The recidivism rate for felony probationers on Kauai was 40.8 percent compared to 52.6 percent on Maui, 45 percent in Honolulu City and County, and 54 percent in Hawaii County. Maui had the highest criminal rearrest rate at 36.8 percent, according to the ICIS report.

Kauai County recidivists had the shortest elapsed time to a recidivism event for criminal contempt of court at 6.4 months and the longest elapsed time to a recidivism for revocation-violation at 12.4 months, according to the ICIS study.

The ICIS study also showed that maximum-term released prisoners had the highest criminal rearrest rate at 48 percent while parolees had the lowest criminal rearrest rate at 22 percent.

The report, which came out in May, tracked 2,464 offenders — parolees, probationers and maximum-term released prisoners — from fiscal year 2012.

Rehabilitative programs important

As of December 2015, the Fifth Circuit had 1,221 probationers, while there are 20,912 probationers statewide, Mori said.

There are 4,042 Hawaii inmates in state prisons and jails and 1,387 housed at Saguaro Correctional Center in Eloy, Arizona. The federal detention center in Honolulu has 168. There are 1,532 parolees statewide and 47 on Kauai, Schwartz said.

“National and international research show that a more holistic approach to working with offenders such as psychosocial, substance abuse and medical treatment helps transform lives and improve recidivism rates, thus making our community safer,” Mori said.

That’s why education and rehabilitative programs are so important, she said.

“When ICIS was developing the strategic plan, the 30 percent reduction of recidivism was a national recommendation of what is possible when establishing a program for attacking the problems of recidivism coupled with an implementation plan using standardized assessment protocols,” Mori said.

At Kauai Community Correctional Center, which currently houses 194 inmates at a facility meant to house 128 inmates, programs offered include religious, therapeutic services and educational services, she said.

‘When someone goes to prison, their life falls apart’

Critics argue that prisons and jails may not be the best solution for those convicted of crimes, because it can lead to overcrowding in facilities that cannot meet the needs of those in it.

“The evidence on this is solid and makes a state or county very vulnerable to low morale by corrections officers, increasing violence and sexual assaults for non-inmates,” said Robert Perkinson, University of Hawaii professor of American studies.

Perkinson said the prisons’ rehabilitation programs can work pretty well, but are better “if we are trying to keep people from trying to go to prison in the first place.”

“When you send them to prison, they have a felony record, their families tend to fall apart, they lose their job,” Perkinson said. “When someone goes to prison, their life falls apart.”

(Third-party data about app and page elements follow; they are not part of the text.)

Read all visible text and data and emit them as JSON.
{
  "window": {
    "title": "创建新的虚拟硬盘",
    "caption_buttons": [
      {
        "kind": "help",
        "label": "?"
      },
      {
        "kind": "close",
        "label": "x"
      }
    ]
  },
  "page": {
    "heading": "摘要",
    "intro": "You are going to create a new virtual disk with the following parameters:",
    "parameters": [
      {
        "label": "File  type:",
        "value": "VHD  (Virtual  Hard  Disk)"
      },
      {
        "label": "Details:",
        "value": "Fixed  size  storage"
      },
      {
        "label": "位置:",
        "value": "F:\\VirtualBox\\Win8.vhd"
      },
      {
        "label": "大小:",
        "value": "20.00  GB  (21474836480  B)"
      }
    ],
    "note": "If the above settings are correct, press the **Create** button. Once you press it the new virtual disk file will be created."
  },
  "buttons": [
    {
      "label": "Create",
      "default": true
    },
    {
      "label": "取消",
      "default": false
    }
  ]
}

Prison sentences should be used as a penalty of last resort and the penalties should be short as possible because tougher penalties do not reduce recidivism, he said.

“It’s hard not to argue that we send more people to jail than other industrialized country in the world. Prison reform is definitely a conversation we need to have,” said Kauai Prosecuting Attorney Justin Kollar. “It’s something that the state does need to address before they get dragged into costly litigation.”

Hawaii prisons and jails are “inadequate, old, antiquated and in need of desperate repair,” he said. His office, Kollar said, sends individuals to prison only if there is no other choice.

“These are problems that we are facing as a community,” Kollar said. “We need to save space in the jail for those that really need to be locked up. For others, it’s about getting them the life skills they to need to participate in the community. We’ve got to look at each case and see if we are prosecuting it for the right reasons.”


Your email address will not be published. Required fields are marked *


By participating in online discussions you acknowledge that you have agreed to the TERMS OF SERVICE. An insightful discussion of ideas and viewpoints is encouraged, but comments must be civil and in good taste, with no personal attacks. If your comments are inappropriate, you may be banned from posting. To report comments that you believe do not follow our guidelines, send us an email.